Directions for this task
In the listing below, every line with the word "best" needs to be copied.

Data to use
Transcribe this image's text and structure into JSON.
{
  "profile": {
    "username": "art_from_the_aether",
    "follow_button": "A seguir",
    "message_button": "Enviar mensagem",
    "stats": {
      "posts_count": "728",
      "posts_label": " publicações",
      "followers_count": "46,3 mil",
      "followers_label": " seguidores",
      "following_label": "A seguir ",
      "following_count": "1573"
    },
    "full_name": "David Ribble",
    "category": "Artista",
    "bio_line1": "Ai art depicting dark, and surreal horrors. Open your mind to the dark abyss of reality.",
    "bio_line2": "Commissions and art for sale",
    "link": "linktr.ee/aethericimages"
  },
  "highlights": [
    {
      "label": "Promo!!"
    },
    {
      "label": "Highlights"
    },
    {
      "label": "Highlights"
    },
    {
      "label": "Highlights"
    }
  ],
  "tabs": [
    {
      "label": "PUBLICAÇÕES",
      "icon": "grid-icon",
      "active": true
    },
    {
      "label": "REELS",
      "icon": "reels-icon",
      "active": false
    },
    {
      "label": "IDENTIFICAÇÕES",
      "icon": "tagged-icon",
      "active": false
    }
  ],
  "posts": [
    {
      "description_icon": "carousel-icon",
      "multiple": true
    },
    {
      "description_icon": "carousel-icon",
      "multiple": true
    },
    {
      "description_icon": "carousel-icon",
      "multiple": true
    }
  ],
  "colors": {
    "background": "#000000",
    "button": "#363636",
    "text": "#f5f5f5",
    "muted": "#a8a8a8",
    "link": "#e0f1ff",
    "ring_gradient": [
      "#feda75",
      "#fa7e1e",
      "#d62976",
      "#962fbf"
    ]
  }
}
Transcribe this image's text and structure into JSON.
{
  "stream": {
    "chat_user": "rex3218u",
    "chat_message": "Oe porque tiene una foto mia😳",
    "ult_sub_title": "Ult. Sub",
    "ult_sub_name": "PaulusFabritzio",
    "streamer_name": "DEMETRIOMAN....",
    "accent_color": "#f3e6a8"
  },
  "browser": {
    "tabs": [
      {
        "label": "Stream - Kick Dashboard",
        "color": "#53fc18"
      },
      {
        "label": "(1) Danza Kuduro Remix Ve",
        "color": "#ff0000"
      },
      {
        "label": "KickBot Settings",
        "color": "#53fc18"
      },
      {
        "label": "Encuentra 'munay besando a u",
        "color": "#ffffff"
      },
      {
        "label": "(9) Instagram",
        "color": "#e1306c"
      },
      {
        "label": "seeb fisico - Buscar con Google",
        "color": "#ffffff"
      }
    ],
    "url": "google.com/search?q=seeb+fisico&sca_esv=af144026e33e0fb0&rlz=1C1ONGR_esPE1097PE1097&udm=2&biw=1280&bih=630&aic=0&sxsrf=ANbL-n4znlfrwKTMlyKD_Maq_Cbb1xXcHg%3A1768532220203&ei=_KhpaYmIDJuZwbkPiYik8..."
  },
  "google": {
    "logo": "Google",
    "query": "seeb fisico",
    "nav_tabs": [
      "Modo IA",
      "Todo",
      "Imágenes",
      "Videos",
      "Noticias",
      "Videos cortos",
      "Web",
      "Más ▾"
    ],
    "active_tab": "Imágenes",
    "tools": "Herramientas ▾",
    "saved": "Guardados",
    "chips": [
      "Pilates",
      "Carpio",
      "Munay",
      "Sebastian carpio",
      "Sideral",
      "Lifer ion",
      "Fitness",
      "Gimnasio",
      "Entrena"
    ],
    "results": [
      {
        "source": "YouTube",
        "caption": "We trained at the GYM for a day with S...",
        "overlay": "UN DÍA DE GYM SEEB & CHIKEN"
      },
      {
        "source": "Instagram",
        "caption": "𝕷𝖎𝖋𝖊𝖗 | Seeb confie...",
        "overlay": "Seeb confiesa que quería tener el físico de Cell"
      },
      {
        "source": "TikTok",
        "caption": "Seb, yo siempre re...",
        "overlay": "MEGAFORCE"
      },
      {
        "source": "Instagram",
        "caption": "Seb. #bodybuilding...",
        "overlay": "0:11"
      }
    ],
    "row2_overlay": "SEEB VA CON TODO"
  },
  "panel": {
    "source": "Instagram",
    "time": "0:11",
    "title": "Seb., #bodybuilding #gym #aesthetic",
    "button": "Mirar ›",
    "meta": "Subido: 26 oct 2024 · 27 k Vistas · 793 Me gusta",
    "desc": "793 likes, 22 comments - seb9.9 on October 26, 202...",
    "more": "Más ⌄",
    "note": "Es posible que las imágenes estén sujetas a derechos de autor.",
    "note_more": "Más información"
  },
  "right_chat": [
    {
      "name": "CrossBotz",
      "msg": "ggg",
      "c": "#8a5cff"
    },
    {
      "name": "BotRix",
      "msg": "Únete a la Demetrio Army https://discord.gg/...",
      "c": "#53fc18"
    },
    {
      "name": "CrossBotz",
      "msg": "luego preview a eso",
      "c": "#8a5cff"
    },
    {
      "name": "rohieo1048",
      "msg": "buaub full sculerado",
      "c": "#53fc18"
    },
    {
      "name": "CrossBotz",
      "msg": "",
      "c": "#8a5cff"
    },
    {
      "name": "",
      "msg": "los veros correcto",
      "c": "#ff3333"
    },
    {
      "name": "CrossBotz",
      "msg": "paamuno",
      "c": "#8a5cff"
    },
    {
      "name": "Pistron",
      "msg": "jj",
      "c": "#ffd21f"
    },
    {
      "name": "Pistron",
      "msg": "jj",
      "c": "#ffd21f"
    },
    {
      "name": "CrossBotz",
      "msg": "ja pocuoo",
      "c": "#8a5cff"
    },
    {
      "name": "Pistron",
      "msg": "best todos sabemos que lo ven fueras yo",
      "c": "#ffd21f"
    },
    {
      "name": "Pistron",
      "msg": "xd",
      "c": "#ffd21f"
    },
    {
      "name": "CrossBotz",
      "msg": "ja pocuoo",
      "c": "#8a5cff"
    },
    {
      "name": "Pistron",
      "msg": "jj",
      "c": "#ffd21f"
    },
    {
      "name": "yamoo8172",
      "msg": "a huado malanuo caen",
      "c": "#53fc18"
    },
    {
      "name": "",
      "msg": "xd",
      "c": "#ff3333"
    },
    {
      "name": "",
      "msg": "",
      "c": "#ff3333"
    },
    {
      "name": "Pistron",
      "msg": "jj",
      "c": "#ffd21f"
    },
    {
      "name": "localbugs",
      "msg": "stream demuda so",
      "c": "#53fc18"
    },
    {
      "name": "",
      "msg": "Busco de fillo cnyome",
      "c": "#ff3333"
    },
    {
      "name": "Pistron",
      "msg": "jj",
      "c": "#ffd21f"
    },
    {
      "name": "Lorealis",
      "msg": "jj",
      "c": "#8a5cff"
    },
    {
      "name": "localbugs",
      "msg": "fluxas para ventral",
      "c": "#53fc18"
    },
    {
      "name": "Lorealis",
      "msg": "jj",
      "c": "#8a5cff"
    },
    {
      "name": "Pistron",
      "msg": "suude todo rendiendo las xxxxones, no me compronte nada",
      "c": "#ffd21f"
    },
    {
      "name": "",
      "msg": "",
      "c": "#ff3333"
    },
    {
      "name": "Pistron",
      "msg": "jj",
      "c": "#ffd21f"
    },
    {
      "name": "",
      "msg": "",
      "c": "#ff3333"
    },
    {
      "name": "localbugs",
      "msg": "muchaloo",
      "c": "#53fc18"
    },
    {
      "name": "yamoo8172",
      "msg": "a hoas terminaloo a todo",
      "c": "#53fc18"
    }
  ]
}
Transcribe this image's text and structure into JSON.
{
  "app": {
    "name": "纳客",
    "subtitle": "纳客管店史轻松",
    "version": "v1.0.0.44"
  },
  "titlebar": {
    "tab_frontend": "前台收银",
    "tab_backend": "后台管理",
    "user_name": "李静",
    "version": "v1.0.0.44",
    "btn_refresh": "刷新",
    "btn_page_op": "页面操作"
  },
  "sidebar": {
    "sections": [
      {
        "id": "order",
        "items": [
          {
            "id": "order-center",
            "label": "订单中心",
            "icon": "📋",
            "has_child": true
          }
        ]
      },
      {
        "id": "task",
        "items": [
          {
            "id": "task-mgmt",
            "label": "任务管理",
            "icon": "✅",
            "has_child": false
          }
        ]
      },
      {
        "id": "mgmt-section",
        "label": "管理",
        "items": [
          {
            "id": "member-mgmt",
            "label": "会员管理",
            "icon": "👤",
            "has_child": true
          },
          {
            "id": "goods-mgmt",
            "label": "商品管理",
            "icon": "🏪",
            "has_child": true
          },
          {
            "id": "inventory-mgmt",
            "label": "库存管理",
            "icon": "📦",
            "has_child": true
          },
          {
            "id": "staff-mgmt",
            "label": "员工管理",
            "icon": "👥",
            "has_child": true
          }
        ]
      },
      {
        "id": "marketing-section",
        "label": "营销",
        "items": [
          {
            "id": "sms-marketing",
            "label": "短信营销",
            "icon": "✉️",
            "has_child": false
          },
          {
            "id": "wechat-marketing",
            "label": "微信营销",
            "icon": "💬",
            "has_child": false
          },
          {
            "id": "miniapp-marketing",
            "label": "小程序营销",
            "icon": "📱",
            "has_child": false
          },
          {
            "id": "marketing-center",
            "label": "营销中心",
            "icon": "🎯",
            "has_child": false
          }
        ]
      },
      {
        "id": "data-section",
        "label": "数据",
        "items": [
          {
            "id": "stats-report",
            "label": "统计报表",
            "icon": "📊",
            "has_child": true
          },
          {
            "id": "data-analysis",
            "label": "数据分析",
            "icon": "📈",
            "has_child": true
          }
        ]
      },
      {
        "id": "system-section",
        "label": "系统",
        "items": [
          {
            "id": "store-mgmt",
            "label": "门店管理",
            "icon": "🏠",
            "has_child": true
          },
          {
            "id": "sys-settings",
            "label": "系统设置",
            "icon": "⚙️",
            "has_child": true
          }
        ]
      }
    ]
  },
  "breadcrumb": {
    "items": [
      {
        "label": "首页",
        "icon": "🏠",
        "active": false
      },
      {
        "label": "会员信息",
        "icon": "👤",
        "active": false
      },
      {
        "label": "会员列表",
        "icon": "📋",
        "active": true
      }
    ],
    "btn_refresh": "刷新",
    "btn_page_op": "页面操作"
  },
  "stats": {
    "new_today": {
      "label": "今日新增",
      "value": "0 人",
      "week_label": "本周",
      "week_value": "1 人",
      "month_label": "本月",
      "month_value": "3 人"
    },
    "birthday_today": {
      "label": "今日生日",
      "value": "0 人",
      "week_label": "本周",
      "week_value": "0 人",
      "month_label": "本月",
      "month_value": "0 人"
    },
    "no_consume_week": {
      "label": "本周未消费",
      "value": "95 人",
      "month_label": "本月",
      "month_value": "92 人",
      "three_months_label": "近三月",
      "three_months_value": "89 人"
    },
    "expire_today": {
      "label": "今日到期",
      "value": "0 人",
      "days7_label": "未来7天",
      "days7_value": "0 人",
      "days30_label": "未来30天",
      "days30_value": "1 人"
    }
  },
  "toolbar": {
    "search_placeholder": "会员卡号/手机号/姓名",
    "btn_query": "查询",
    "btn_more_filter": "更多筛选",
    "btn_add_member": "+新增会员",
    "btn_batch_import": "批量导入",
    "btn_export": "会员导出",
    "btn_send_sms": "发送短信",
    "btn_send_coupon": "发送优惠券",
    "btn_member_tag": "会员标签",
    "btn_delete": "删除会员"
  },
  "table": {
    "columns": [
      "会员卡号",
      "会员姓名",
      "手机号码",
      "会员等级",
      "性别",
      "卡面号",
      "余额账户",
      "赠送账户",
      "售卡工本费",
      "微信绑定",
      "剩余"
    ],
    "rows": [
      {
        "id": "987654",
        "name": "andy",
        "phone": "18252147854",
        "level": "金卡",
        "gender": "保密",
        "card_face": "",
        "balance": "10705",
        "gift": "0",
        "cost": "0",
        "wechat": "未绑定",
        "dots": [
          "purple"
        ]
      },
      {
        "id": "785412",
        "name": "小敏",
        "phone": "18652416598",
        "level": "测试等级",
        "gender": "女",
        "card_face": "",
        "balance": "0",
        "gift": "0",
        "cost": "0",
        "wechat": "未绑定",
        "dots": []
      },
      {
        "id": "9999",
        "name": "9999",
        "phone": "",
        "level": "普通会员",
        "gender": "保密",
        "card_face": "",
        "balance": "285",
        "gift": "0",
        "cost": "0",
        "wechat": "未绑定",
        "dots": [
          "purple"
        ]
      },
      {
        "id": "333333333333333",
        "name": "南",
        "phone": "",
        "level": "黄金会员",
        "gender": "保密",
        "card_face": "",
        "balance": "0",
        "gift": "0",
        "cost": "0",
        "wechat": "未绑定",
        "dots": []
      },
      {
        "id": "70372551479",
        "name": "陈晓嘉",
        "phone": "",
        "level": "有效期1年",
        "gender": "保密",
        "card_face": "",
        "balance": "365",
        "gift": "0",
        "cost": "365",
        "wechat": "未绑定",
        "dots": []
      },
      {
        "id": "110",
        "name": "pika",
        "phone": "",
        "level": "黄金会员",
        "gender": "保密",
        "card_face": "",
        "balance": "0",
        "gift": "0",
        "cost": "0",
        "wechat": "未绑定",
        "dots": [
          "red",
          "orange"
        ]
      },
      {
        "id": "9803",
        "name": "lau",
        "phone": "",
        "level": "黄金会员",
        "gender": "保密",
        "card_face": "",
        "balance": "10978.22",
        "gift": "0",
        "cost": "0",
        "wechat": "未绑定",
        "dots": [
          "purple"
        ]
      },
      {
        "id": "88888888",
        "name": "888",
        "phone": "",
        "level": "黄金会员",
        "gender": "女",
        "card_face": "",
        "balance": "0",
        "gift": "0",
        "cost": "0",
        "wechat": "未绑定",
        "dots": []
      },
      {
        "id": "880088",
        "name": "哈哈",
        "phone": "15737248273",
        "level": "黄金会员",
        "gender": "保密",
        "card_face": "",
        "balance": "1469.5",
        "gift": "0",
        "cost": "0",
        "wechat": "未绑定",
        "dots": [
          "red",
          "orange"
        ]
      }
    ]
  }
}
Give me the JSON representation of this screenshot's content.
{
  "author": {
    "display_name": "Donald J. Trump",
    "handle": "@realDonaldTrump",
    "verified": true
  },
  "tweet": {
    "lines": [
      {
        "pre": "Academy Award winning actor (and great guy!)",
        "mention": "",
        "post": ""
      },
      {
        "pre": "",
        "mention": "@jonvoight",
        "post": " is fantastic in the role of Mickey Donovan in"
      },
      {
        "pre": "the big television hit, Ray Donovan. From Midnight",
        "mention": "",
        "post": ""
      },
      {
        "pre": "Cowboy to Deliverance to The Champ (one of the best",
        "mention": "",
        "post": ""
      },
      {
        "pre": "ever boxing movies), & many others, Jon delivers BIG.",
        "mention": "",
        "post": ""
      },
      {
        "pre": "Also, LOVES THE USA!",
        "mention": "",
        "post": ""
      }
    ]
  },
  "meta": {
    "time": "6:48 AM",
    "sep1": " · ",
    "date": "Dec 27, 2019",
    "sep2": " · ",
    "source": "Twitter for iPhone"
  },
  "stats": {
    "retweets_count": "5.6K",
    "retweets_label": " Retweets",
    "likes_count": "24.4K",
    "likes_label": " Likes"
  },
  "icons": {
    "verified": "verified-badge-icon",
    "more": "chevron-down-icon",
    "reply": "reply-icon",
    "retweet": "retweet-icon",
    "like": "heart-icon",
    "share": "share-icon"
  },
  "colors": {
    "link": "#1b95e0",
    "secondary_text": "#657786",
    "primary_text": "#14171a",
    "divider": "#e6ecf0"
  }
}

Exercise output
      "msg": "best todos sabemos que lo ven fueras yo",
        "pre": "Cowboy to Deliverance to The Champ (one of the best",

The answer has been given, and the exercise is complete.